SOURCE INFORMATION:
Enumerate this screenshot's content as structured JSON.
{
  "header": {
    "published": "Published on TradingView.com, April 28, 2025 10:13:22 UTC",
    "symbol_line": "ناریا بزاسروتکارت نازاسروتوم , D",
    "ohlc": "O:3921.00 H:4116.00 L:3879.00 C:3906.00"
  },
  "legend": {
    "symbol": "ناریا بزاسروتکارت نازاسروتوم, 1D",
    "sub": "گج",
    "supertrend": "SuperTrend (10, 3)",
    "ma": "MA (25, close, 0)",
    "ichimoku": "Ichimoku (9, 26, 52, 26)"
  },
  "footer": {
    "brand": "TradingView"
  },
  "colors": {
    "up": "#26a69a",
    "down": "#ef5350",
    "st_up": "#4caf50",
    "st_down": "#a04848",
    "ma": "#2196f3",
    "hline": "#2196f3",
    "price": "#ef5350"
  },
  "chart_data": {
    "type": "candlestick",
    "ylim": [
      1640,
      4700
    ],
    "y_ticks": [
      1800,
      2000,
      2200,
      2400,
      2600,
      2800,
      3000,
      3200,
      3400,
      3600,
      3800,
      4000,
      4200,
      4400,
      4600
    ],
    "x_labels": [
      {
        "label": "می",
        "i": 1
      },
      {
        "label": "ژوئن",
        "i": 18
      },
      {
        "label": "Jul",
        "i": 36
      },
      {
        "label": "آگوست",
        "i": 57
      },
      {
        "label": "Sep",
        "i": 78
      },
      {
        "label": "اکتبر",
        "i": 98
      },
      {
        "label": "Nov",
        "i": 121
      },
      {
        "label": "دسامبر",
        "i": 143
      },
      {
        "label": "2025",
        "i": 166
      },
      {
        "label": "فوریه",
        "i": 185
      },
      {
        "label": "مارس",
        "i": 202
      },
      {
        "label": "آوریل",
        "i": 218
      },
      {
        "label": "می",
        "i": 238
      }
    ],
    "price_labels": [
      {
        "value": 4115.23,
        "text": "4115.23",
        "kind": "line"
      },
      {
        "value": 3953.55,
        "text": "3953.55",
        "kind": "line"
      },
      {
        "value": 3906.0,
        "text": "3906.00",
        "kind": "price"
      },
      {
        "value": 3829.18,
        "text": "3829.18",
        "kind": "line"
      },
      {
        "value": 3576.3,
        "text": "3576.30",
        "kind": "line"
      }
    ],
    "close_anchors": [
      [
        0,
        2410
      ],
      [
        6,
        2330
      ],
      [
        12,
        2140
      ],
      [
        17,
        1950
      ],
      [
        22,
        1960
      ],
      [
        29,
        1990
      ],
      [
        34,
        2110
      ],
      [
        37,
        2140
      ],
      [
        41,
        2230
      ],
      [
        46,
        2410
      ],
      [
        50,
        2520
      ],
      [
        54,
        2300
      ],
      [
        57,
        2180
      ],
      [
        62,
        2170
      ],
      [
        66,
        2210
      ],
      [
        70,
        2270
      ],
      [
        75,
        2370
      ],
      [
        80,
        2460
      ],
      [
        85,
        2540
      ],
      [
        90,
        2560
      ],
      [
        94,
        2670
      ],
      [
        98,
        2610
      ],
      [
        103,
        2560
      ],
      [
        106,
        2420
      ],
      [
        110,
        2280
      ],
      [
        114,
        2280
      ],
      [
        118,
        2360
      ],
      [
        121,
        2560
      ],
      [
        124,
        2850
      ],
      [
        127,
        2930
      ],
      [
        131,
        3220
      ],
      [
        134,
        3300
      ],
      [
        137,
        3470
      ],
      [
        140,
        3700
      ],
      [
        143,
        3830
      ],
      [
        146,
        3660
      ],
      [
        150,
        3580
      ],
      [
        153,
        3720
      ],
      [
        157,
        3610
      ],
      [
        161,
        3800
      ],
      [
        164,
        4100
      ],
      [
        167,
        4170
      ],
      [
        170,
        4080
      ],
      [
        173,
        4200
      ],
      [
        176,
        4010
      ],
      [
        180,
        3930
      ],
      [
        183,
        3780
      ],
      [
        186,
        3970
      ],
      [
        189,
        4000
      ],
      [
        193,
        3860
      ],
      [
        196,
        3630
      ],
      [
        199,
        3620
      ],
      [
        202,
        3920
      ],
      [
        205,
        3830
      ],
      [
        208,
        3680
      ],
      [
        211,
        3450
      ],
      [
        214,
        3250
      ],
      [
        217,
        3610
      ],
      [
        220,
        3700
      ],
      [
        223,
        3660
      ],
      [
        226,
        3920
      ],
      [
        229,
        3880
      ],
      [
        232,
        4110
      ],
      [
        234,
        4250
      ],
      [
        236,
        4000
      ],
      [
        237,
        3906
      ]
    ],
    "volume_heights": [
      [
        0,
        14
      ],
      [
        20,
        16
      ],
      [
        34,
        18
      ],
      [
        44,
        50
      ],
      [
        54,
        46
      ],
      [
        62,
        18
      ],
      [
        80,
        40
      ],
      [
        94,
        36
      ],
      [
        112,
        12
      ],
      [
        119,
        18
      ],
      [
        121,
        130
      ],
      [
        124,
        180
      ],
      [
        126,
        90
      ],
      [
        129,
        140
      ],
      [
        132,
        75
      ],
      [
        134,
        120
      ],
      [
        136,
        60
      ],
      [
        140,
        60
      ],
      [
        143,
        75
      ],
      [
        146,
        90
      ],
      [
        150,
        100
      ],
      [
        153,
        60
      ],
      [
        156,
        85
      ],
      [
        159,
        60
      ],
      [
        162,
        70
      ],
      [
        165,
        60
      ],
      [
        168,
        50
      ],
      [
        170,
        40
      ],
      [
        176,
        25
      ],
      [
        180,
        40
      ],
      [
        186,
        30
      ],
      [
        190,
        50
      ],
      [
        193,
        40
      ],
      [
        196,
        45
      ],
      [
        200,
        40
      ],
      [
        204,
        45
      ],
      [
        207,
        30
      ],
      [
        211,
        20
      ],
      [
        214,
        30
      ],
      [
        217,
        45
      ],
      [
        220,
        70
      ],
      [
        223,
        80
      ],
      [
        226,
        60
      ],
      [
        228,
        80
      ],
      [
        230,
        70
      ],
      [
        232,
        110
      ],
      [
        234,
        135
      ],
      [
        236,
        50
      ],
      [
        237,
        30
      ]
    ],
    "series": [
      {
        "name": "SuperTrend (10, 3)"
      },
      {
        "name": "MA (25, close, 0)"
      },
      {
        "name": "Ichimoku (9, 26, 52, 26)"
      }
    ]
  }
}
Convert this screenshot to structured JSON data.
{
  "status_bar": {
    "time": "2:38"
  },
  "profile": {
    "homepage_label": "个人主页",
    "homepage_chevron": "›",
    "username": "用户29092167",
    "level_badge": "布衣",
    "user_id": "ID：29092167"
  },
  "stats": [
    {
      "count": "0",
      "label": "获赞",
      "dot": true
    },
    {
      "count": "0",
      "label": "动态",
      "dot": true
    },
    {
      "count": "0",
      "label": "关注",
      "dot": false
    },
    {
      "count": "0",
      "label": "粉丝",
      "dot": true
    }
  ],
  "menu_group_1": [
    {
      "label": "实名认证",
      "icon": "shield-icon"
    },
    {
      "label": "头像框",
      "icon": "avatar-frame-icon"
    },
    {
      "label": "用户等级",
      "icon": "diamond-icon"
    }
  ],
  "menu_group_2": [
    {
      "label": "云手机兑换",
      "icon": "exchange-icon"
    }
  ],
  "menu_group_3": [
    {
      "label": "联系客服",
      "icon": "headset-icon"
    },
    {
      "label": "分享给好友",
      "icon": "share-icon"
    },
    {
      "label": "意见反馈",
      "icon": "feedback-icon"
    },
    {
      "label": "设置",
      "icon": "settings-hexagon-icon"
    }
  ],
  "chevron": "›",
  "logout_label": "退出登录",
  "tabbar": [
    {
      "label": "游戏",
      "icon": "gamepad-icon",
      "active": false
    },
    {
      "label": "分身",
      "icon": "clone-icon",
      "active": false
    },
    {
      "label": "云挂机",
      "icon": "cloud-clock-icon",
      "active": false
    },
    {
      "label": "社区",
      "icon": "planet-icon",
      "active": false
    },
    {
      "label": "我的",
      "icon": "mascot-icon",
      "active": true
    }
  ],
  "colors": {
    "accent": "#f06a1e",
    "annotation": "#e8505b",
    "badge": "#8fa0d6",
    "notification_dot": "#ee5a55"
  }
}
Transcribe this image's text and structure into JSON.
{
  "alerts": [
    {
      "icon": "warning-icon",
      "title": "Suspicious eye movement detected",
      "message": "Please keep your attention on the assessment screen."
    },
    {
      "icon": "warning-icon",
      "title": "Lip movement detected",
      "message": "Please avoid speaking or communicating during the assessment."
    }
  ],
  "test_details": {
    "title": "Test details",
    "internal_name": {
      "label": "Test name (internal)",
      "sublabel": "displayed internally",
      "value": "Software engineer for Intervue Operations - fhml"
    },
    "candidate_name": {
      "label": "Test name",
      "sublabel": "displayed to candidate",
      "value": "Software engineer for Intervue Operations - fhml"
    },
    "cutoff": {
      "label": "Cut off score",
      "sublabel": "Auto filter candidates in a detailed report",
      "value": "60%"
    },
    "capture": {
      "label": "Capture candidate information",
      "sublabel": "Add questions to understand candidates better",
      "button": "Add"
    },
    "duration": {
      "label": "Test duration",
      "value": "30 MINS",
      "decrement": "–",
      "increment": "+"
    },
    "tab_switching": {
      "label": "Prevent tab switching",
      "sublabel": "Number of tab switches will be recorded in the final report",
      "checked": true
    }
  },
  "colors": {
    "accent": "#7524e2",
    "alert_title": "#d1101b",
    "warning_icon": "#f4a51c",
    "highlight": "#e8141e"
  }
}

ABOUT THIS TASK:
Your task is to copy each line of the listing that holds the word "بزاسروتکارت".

SOLUTION FOR THIS EXERCISE:
    "symbol_line": "ناریا بزاسروتکارت نازاسروتوم , D",
    "symbol": "ناریا بزاسروتکارت نازاسروتوم, 1D",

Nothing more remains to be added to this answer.